Dissociation of genetic hyperactivity and hypertension in SHR.
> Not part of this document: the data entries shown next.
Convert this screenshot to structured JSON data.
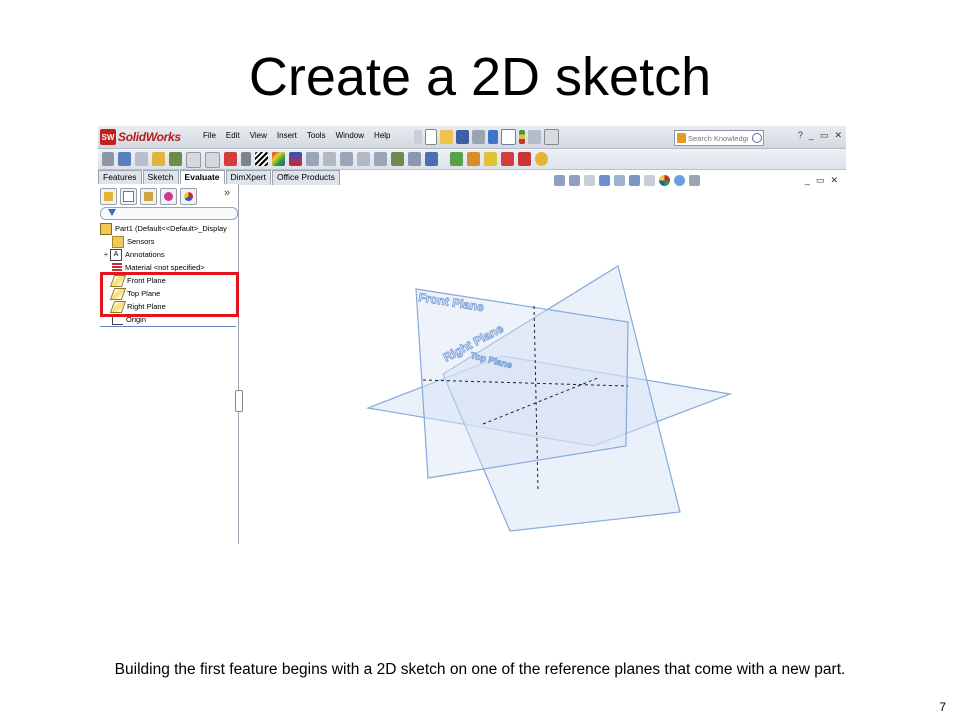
{
  "slide": {
    "title": "Create a 2D sketch",
    "caption": "Building the first feature begins with a 2D sketch on one of the reference planes that come with a new part.",
    "page_number": "7"
  },
  "app": {
    "logo_badge": "SW",
    "logo_text": "SolidWorks",
    "menu": [
      "File",
      "Edit",
      "View",
      "Insert",
      "Tools",
      "Window",
      "Help"
    ],
    "search_placeholder": "Search Knowledge",
    "window_controls": [
      "?",
      "_",
      "▭",
      "✕"
    ]
  },
  "tabs": [
    {
      "label": "Features",
      "active": false
    },
    {
      "label": "Sketch",
      "active": false
    },
    {
      "label": "Evaluate",
      "active": true
    },
    {
      "label": "DimXpert",
      "active": false
    },
    {
      "label": "Office Products",
      "active": false
    }
  ],
  "feature_manager": {
    "part": "Part1  (Default<<Default>_Display",
    "items": [
      "Sensors",
      "Annotations",
      "Material <not specified>",
      "Front Plane",
      "Top Plane",
      "Right Plane",
      "Origin"
    ]
  },
  "graphics": {
    "front_plane_label": "Front Plane",
    "right_plane_label": "Right Plane",
    "top_plane_label": "Top Plane"
  },
  "colors": {
    "plane_fill": "#d7e3f6",
    "plane_edge": "#86a9dc",
    "highlight": "#e3141c",
    "brand": "#c2201c"
  }
}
The Wistar Kyoto strain of spontaneously hypertensive rat (SHR) has been characterized as behaviorally hyperactive as well as hypertensive. The relationship between these two inbred traits remains uncertain, and their coexistence in the SHR has complicated studies of central nervous system mechanisms underlying the hypertensive process. A breeding program was initiated to examine the possible genetic linkage of these two traits which, if separable, would allow us to develop substrains of SHR that are hypertensive without being hyperactive, or hyperactive without being hypertensive. We crossed SHR males with Wistar Kyoto, normotensive (WKY) female rats and produced F1 hybrids which were then randomly inbred to produce an F2 population. When tested at 12 weeks of age, F2 rats exhibited the expected wide range of mean systolic blood pressures (BP), from 111 to 174 mm Hg, as determined using indirect tail plethysmography. The BP in the parental rats at the time of breeding (16 weeks) was 187 +/- 4.5 mm Hg (SHR males, n = 7) and 111 +/- 2.4 (WKY females, n = 7). Locomotor activity was determined in an automated activity cage in F1 and F2 rats at 12 weeks of age. These strains exhibited a wide range of phenotypic distribution of locomotor activity scores, and the mean scores were intermediary between those of SHR rats and WKY rats of the same age. Among individual rats of both the F1 and F2 hybrid strains, there was no correlation between the activity score and the level of the BP at 12 weeks of age. These findings indicated that the genes responsible for the hypertensive trait and those responsible for the hyperactivity trait were not tightly linked in the hybrid populations, suggesting that different genetic factors were involved in the transmission of each of these traits. Accordingly, it should be possible to separate the two traits by further selective, recombinant inbreeding procedures.
- Copyright © 1983 by American Heart Association